A few days after his fine top-10 on “La Primavera”, Arnaud Démare got to ride on Flemish roads for the first time this season on Wednesday, in the Brugge-De Panne Classic. As expected, the race ended with a hectic sprint, and the former French champion had to settle for sixth place on the finish line. He’ll next line up in Ghent-Wevelgem on Sunday.
Although the Scheldeprijs has acquired the nickname of “world championship of sprinters”, the Classic Brugge-De Panne could also be considered as such. On completely flat terrain, without cobblestones or bergs, there was no doubt about the outcome of this WorldTour event. Therefore, quite logically, there were not many riders willing to take the lead at the start. Only Enrico Battaglin (Bardiani-CSF-Faizanè), Dimitri Peyskens (Bingoal Pauwels Sauces WB) and Jens Reynders (Sport Vlaanderen-Baloise) eventually found the courage to break away in the very first minutes. While the bunch initially gave them a bit of a lead, it then maintained the gap at around four minutes for much of the day. “Hardly anything happened until the last ten kilometres,” said Frédéric Guesdon. “The breakaway didn’t get much of a margin, and the pace behind wasn’t really fast.

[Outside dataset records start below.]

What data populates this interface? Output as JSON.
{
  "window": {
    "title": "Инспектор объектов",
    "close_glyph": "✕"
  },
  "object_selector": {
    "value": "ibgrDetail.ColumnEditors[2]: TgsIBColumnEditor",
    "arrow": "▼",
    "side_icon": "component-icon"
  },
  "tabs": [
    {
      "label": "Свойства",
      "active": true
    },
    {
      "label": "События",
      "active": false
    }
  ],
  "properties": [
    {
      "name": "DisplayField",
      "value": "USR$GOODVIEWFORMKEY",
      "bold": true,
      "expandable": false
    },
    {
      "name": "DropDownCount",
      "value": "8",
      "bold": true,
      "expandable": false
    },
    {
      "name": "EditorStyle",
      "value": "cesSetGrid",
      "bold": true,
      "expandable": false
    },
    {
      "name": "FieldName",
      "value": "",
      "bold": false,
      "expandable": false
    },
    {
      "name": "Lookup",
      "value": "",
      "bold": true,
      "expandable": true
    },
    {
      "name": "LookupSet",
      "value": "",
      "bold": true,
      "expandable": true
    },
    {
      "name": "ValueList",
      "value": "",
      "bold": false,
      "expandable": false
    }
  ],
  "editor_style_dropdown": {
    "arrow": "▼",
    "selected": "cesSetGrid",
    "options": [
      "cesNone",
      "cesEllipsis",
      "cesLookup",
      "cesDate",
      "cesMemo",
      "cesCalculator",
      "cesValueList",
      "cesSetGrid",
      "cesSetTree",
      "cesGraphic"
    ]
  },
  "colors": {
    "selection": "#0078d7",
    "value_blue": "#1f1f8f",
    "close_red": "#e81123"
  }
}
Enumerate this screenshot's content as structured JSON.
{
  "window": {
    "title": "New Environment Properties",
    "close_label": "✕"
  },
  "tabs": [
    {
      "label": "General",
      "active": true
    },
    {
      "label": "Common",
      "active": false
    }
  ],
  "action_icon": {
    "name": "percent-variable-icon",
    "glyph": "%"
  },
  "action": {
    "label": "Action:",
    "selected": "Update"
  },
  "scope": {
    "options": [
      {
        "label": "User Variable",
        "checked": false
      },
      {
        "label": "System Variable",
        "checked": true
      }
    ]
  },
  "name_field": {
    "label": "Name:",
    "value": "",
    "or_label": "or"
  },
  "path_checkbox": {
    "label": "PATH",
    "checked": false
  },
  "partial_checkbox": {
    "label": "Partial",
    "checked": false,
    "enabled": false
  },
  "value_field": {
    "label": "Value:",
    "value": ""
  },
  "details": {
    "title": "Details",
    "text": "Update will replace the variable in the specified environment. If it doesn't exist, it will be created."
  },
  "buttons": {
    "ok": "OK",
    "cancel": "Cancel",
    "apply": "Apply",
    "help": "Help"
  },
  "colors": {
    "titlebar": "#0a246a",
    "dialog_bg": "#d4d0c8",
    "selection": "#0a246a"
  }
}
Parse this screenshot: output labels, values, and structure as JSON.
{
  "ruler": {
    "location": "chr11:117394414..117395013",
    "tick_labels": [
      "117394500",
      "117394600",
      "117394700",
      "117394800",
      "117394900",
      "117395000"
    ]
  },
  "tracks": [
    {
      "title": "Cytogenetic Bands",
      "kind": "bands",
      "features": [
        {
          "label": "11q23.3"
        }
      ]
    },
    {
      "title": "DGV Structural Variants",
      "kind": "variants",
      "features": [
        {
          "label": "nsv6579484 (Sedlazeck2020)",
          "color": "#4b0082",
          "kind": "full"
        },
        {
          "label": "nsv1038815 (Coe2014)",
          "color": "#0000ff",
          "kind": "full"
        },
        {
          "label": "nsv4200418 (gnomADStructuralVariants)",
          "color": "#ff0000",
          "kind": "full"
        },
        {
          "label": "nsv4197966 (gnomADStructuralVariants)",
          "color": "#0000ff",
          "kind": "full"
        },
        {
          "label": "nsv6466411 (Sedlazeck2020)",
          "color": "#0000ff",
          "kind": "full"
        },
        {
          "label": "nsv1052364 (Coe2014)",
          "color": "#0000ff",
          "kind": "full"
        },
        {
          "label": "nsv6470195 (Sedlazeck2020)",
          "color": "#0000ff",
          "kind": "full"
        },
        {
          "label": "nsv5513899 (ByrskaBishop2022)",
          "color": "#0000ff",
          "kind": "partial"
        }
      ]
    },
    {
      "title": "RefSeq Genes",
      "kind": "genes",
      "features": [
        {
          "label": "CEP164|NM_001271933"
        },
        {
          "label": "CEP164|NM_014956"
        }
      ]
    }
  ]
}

It was just about controlling. So, it was pretty quiet, even if we had to be very careful because there were still some tricky parts on the circuit”. With two laps (or 90 kilometres) to go, the leading trio had only a two-minute lead. Within the peloton, the tension rose a little on exposed sections with fifty kilometres remaining. However, no split occurred, and the bunch tackled the last lap all together, one minute behind the breakaway. The latter was eventually caught twenty kilometres further.
“We could have done better”, Frédéric Guesdon
Entering the last twenty kilometres, the Groupama-FDJ’s lead-out train moved back to the front of the pack following Clément Davy, and Arnaud Démare and his teammates then tried to stay up there. However, the fight became even harder in the last ten kilometres. “Given that everyone was fresh, and given the large number of sprinters here, we could expect a hectic sprint”, said Frédéric. “That’s what happened.” “The race was not intense, with not much wind”, confirmed Arnaud. “We knew that the circuit and the approach to the finish were very technical. We had to be in the front positions. However, we were too far at the decisive point. We were not where we wanted to be”. “We tried, but we did not follow the right wave”, added Frédéric Guesdon. In the last two kilometres, the French sprinter then tried to make his way through in the streets of De Panne to give himself a chance to take part in the sprint. “With the small roads, the speed bumps, the traffic islands, it was difficult to move back up”, said Arnaud. “I was a bit far, and Ackermann also crashed in front of me. I had to do an effort at the flamme rouge to get back on the wheels”. “When you are not in the first wave, you are always at a disadvantage and forced to make a few small efforts that you should not make”, continued Frédéric. “It comes down to details at the end, and Arnaud surely missed this energy”.
Arnaud Démare managed to take part in the sprint, but not head-to-head with the front of the bunch and especially Tim Merlier, a winner today. He was able to come back to sixth place, but no more than that. “With the efforts I made before, I could not go faster,” he said. “We have mixed feelings because we came here for the victory after what Arnaud had shown on Sanremo”, concluded Frédéric. “We are a bit disappointed because this is the kind of race we want to win. I think we could have done better than sixth place, but it also depends on race circumstances…” The French sprinter is now expected on Sunday, in Ghent-Wevelgem.